===== Input data

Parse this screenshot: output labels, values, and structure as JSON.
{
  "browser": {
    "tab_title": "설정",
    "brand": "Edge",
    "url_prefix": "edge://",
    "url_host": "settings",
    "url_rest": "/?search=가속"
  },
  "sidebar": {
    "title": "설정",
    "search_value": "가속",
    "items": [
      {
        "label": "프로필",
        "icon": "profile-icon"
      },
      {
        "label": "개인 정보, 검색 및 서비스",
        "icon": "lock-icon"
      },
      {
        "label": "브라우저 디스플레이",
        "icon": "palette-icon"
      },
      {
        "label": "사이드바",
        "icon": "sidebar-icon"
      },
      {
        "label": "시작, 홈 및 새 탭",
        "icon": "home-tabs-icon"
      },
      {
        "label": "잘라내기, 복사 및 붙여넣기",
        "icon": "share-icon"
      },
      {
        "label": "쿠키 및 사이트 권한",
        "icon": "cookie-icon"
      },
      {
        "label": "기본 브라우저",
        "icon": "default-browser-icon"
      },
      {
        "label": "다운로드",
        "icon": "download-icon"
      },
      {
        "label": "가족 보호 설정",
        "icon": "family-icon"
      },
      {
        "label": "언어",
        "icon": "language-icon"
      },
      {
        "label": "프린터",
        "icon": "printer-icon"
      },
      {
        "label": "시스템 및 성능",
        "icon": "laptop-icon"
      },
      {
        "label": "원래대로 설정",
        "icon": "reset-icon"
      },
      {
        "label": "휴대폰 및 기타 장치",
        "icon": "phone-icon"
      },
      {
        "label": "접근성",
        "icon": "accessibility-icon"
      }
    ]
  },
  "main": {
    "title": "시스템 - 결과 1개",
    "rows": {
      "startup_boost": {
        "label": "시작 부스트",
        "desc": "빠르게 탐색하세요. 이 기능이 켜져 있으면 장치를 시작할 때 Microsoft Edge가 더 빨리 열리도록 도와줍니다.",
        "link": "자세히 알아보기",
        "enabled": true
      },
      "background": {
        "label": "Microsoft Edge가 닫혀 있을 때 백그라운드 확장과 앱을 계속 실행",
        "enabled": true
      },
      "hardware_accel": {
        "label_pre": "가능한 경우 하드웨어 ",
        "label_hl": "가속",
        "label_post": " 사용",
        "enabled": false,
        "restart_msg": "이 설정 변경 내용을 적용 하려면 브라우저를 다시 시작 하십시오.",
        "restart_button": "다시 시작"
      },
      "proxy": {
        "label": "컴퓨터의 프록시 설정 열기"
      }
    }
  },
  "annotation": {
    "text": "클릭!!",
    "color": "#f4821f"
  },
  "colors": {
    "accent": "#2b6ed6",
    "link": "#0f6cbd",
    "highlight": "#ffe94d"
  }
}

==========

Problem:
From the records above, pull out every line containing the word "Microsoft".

Response:
        "desc": "빠르게 탐색하세요. 이 기능이 켜져 있으면 장치를 시작할 때 Microsoft Edge가 더 빨리 열리도록 도와줍니다.",
        "label": "Microsoft Edge가 닫혀 있을 때 백그라운드 확장과 앱을 계속 실행",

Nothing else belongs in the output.